billytheweed wrote:it might make it better selling if it has more exposure and more people notice the brand because there is hype or whatever, if more people are aware of a product then they are likely to buy that product or similar,
i will have the profitable to a degree , but if they sell 5,000 more tickets because of the hype and extra exposure then they make more money .........
also metallica last year , do you think they would have charged more or less then they would have done if they hadnt been at sonisphere the previous year , i would hazard a guess at less therefore more profit for download .....
it all depends how you spin it
It doesn't depend on how you spin it. It's never good news for a business when a new competitor enters the market. It always makes things more difficult and it always costs you money. Companies will sometimes put a brave face on it and say "Hey we welcome the competition! it drives innovation and makes us all do the best they can!" but behind the scenes the attitude will always be "OK, how can we crush these motherf***ers and get back to the situation when it was just us?"

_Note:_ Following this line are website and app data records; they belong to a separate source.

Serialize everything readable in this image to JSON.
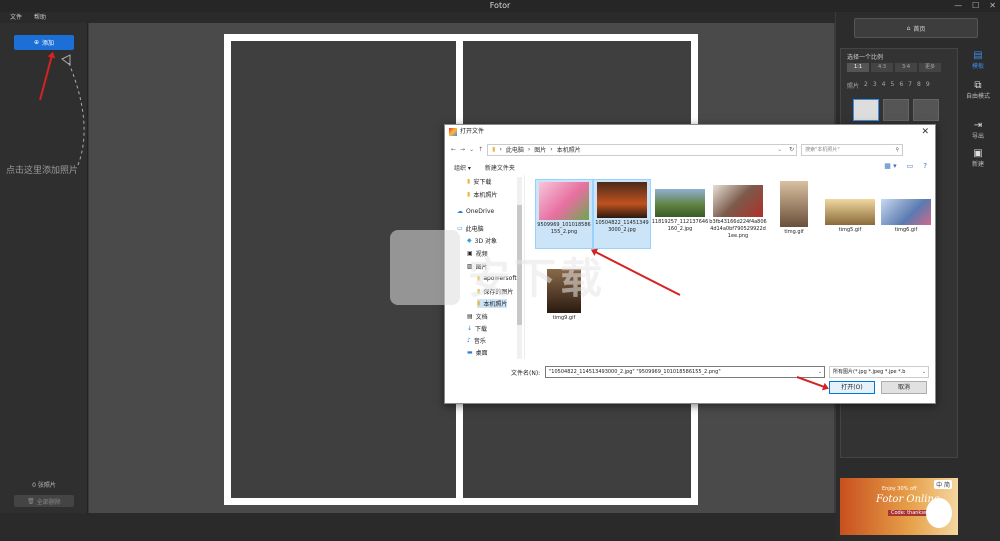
{
  "app": {
    "title": "Fotor",
    "menu": [
      "文件",
      "帮助"
    ]
  },
  "left": {
    "add_label": "添加",
    "hint": "点击这里添加照片",
    "photo_count": "0 张照片",
    "clear_label": "全部删除"
  },
  "right": {
    "home_label": "首页",
    "panel_title": "选择一个比例",
    "ratios": [
      "1:1",
      "4:3",
      "3:4",
      "更多"
    ],
    "count_label": "照片",
    "counts": [
      "2",
      "3",
      "4",
      "5",
      "6",
      "7",
      "8",
      "9"
    ],
    "tools": [
      {
        "label": "模板",
        "icon": "template-icon"
      },
      {
        "label": "自由模式",
        "icon": "freestyle-icon"
      },
      {
        "label": "导出",
        "icon": "export-icon"
      },
      {
        "label": "新建",
        "icon": "new-icon"
      }
    ],
    "ad": {
      "line1": "Enjoy 30% off",
      "line2": "Fotor Online",
      "line3": "Code: thankswin",
      "lang": "中 简"
    }
  },
  "dialog": {
    "title": "打开文件",
    "breadcrumb": [
      "此电脑",
      "图片",
      "本机照片"
    ],
    "search_placeholder": "搜索\"本机照片\"",
    "organize": "组织 ▾",
    "new_folder": "新建文件夹",
    "nav": [
      {
        "label": "安下载",
        "icon": "folder-icon"
      },
      {
        "label": "本机照片",
        "icon": "folder-icon"
      },
      {
        "label": "OneDrive",
        "icon": "cloud-icon"
      },
      {
        "label": "此电脑",
        "icon": "pc-icon"
      },
      {
        "label": "3D 对象",
        "icon": "cube-icon"
      },
      {
        "label": "视频",
        "icon": "video-icon"
      },
      {
        "label": "图片",
        "icon": "picture-icon"
      },
      {
        "label": "apowersoft",
        "icon": "folder-icon"
      },
      {
        "label": "保存的图片",
        "icon": "folder-icon"
      },
      {
        "label": "本机照片",
        "icon": "folder-icon"
      },
      {
        "label": "文档",
        "icon": "document-icon"
      },
      {
        "label": "下载",
        "icon": "download-icon"
      },
      {
        "label": "音乐",
        "icon": "music-icon"
      },
      {
        "label": "桌面",
        "icon": "desktop-icon"
      }
    ],
    "files": [
      {
        "name": "9509969_101018586155_2.png",
        "selected": true,
        "color": "#e86fa0"
      },
      {
        "name": "10504822_114513493000_2.jpg",
        "selected": true,
        "color": "#7a3a1a"
      },
      {
        "name": "11819257_112137646160_2.jpg",
        "selected": false,
        "color": "#5d7f3a"
      },
      {
        "name": "b3fb43166d224f4a8064d14a0bf790529922d1ee.png",
        "selected": false,
        "color": "#7b5a4a"
      },
      {
        "name": "timg.gif",
        "selected": false,
        "color": "#6a4f3a"
      },
      {
        "name": "timg5.gif",
        "selected": false,
        "color": "#8a6a3a"
      },
      {
        "name": "timg6.gif",
        "selected": false,
        "color": "#5a7ab0"
      },
      {
        "name": "timg9.gif",
        "selected": false,
        "color": "#4a3a2a"
      }
    ],
    "filename_label": "文件名(N):",
    "filename_value": "\"10504822_114513493000_2.jpg\" \"9509969_101018586155_2.png\"",
    "filter_value": "所有图片(*.jpg *.jpeg *.jpe *.b",
    "open_label": "打开(O)",
    "cancel_label": "取消"
  },
  "watermark": {
    "text": "安下载"
  },
  "colors": {
    "accent": "#1c6fd6",
    "arrow": "#d62222"
  }
}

You keep coming back to profile and extra exposure but when an equal-sized competitor enters your market your opportunities for exposure are effectively halved; they're certainly not improved. At the moment Download is dominating headlines and conversations in the rock/ metal media. If Sonisphere announced its dates and headliners this afternoon, then suddenly it would have to share that space. When Sonisphere was running, that was half as many Kerrang covers Download could expect to hog, half as many column inches. When it comes to advertising spaces, there's suddenly someone else going for all the same slots, driving up demand and meaning you have to spend more just to shout at the same volume you had before. Except, shouting at the same volume isn't enough anymore, so you have to drive up media spend even higher in order to shout down your competitor.
So yes, Download did raise its profile in response to Soni but it would have cost them alot

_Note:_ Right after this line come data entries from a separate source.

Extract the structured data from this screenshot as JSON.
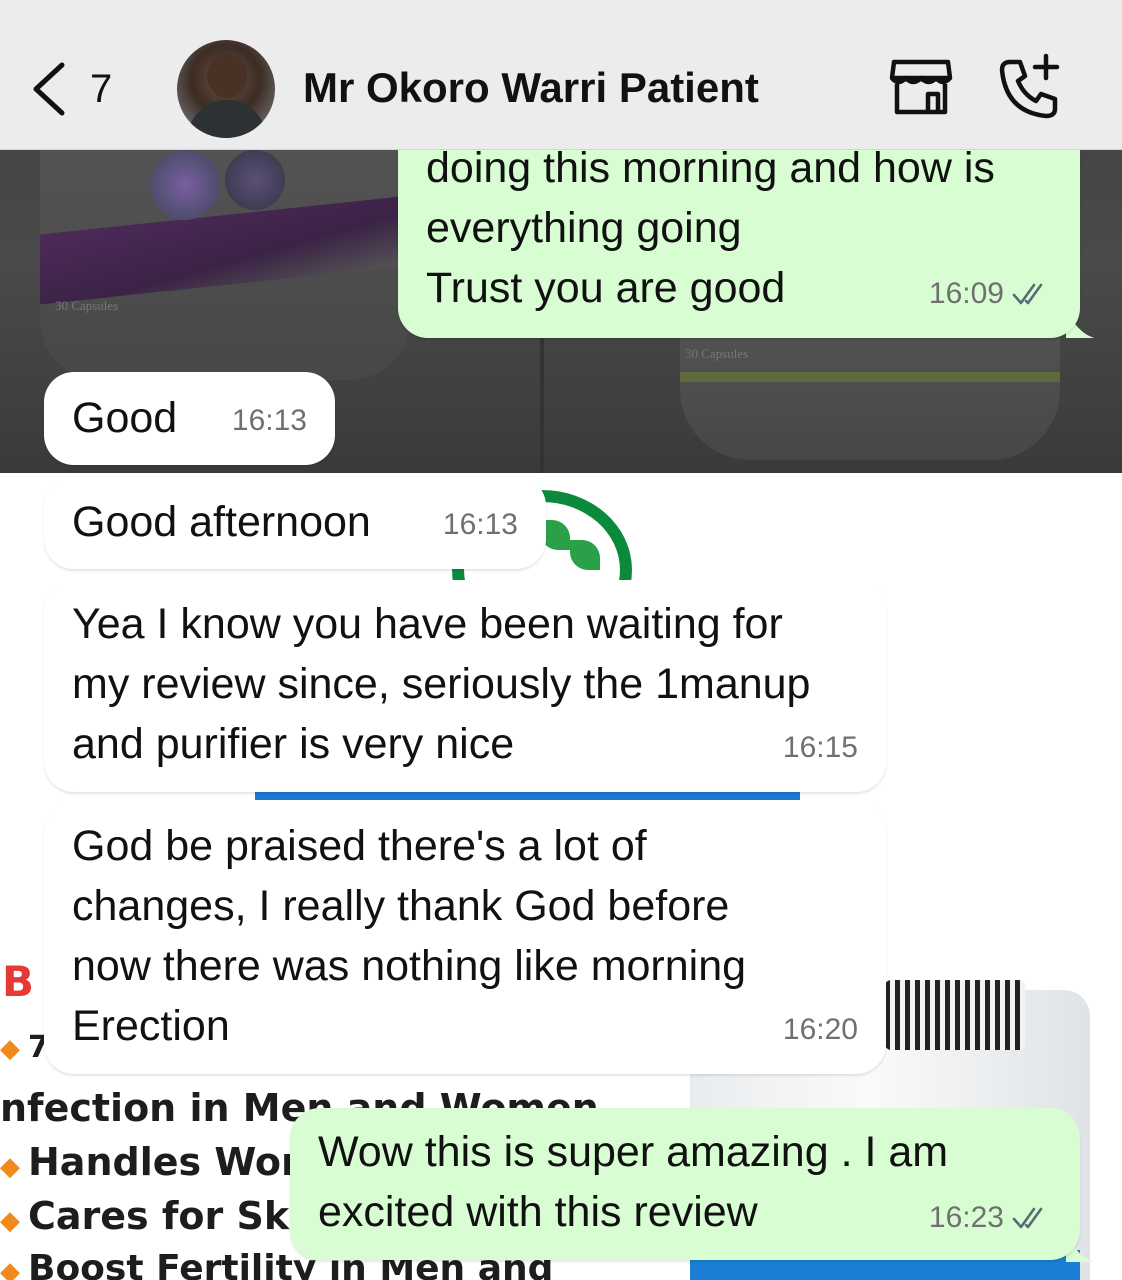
{
  "header": {
    "back_count": "7",
    "contact_name": "Mr Okoro Warri Patient",
    "icons": {
      "back": "chevron-left-icon",
      "store": "storefront-icon",
      "call": "add-call-icon",
      "read": "double-check-icon"
    }
  },
  "colors": {
    "outgoing_bubble": "#d8fdd3",
    "incoming_bubble": "#ffffff",
    "header_bg": "#ececec",
    "timestamp": "#707070"
  },
  "messages": [
    {
      "direction": "out",
      "text": "doing this morning and how is\neverything going\nTrust you are good",
      "time": "16:09",
      "status": "read"
    },
    {
      "direction": "in",
      "text": "Good",
      "time": "16:13"
    },
    {
      "direction": "in",
      "text": "Good afternoon",
      "time": "16:13"
    },
    {
      "direction": "in",
      "text": "Yea I know you have been waiting for\nmy review since, seriously the 1manup\nand purifier is very nice",
      "time": "16:15"
    },
    {
      "direction": "in",
      "text": "God be praised there's a lot of\nchanges, I really thank God before\nnow there was nothing like morning\nErection",
      "time": "16:20"
    },
    {
      "direction": "out",
      "text": "Wow this is super amazing . I am\nexcited with this review",
      "time": "16:23",
      "status": "read"
    }
  ],
  "wallpaper": {
    "caps_label_left": "30 Capsules",
    "caps_label_right": "30 Capsules",
    "red_heading": "B",
    "lines": [
      "7",
      "nfection in Men and Women",
      "Handles Won",
      "Cares for Skin",
      "Boost Fertility in Men and"
    ]
  }
}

in terms of media spend and manpower. It's a friggin' pain in the neck when new players come in. About the best you can say is that if a competitor emerges it can draw your attention to some weaknesses in the business, but that's really only useful if your competitor fails before you do and it really only pays out if someone even better

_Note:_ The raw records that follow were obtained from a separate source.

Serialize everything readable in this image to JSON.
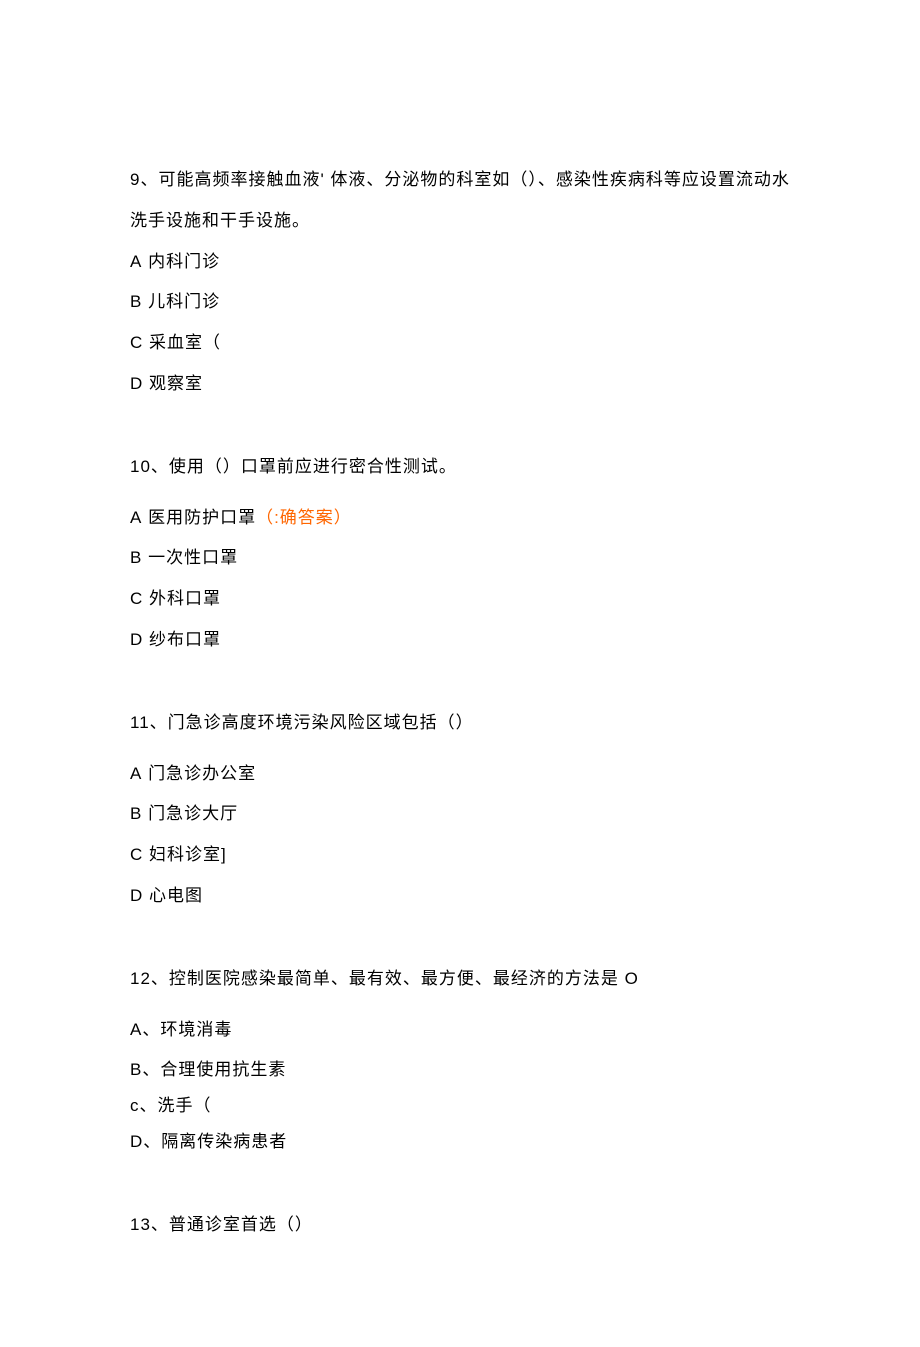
{
  "questions": [
    {
      "number": "9、",
      "text": "可能高频率接触血液' 体液、分泌物的科室如（）、感染性疾病科等应设置流动水洗手设施和干手设施。",
      "options": [
        {
          "letter": "A",
          "text": " 内科门诊",
          "mark": ""
        },
        {
          "letter": "B",
          "text": " 儿科门诊",
          "mark": ""
        },
        {
          "letter": "C",
          "text": " 采血室（",
          "mark": ""
        },
        {
          "letter": "D",
          "text": " 观察室",
          "mark": ""
        }
      ]
    },
    {
      "number": "10、",
      "text": "使用（）口罩前应进行密合性测试。",
      "options": [
        {
          "letter": "A",
          "text": " 医用防护口罩",
          "mark": "（:确答案）"
        },
        {
          "letter": "B",
          "text": " 一次性口罩",
          "mark": ""
        },
        {
          "letter": "C",
          "text": " 外科口罩",
          "mark": ""
        },
        {
          "letter": "D",
          "text": " 纱布口罩",
          "mark": ""
        }
      ]
    },
    {
      "number": "11、",
      "text": "门急诊高度环境污染风险区域包括（）",
      "options": [
        {
          "letter": "A",
          "text": " 门急诊办公室",
          "mark": ""
        },
        {
          "letter": "B",
          "text": " 门急诊大厅",
          "mark": ""
        },
        {
          "letter": "C",
          "text": " 妇科诊室]",
          "mark": ""
        },
        {
          "letter": "D",
          "text": " 心电图",
          "mark": ""
        }
      ]
    },
    {
      "number": "12、",
      "text": "控制医院感染最简单、最有效、最方便、最经济的方法是 O",
      "options": [
        {
          "letter": "A、",
          "text": "环境消毒",
          "mark": ""
        },
        {
          "letter": "B、",
          "text": "合理使用抗生素",
          "mark": ""
        },
        {
          "letter": "c、",
          "text": "洗手（",
          "mark": ""
        },
        {
          "letter": "D、",
          "text": "隔离传染病患者",
          "mark": ""
        }
      ]
    },
    {
      "number": "13、",
      "text": "普通诊室首选（）",
      "options": []
    }
  ]
}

enters the market at a later date. All told, Download's ideal situation would just be if other promoters left it alone to continue its cornering of the rock/ metal market.